There has been fewer more prescient titles when predicting the future that Japandroids Post Nothing, the words they used to name their 2009 debut and which now reflect the mess we're in eight years later, except in reverse. Surely it's not hard to see after all that instead of being post nothing, we're now post everything; news, art, friendship, invention, music. Rather it seems - to be more blunt - that we don't have the world at our neatly manicured feet as we might've expected way back then, instead we have no idea what we're inheriting, other than confusion, strife and cynicism.

Japandroids Near To The Wild Heart Of Life Album

Strange then, if cynicism is the new sincerity, that a band as consciously stylised as Canadian duo Brian King and Dave Prowse have rendered Japandroids would end their nearly four years of silence with a new record that so devoutly embraces radically traditional values, in the process making Near To The Wild Heart of Life a bold tilt at fresh converts.

Not all of the delay has been due to a contrived throttling of their product for needy audiences: King now splits his time between Toronto and Mexico City whilst his partner has remained in their native Vancouver. Like all of their processes seem to be, recording is also a deliberate one, although the ferocious drum fills that stripe the titular opener's introduction speak to both a familiar intensity and also newly found abandonment. It's a vibrant call to arms, full of elemental words like fire, love and hell, the sort of blue collar semantics which Trans-continental gauche has used since a tousle haired Bruce Springsteen first emerged.

This late twentieth century vibe was always an aspect of the Japandroids aesthetic of course, but here it slides in and out of focus, most relatable to their past via the pin clear sharpness of North East South West's travelogue rebel yell and No Known Drink Or Drug's tilt at the melodic hardcore of Sugar. It's when the reflection blurs however that the effects take the duo to stark new territories, partially by the advent of using synthesisers, acoustic guitars and bass. The fuzz is a welcoming, expansive one: I'm Sorry (For Not Finding You Sooner) rasps with white noise and imprecision, an epically smudged cipher, whilst the seven minutes plus of Arc Of Bar quite literally takes them someone they've never been before, a cosmic paradise with "Hustlers, whores/In rooms galore/Singing city stink/diamonds, dust and drink..", the fantasy played out over towering loops and a primal throb, a song unlike anything they're ever delivered before.

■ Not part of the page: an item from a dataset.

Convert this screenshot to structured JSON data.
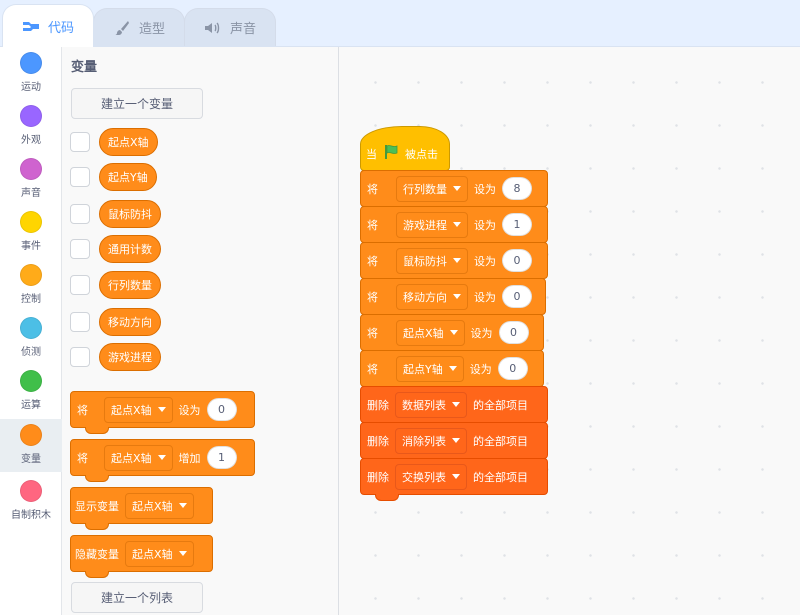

If anything it deserves to gain a life of its own more than any of its peers, something which tears at the gnawing symmetry of their eight track albums, at the primacy of their black and white image, a blaze of colour, lights, something lost, off the radar, catching the illusory part of the American dream. Japandroids prove with it that even if we are living times of rare uncertainty they know how to key in to the past and the present like radio operators from our sub conscious; it confirms that Near To The Wild Heart Of Life isn't always on the razor's edge, but more that its creators have surrendered to the end of reason, brilliantly.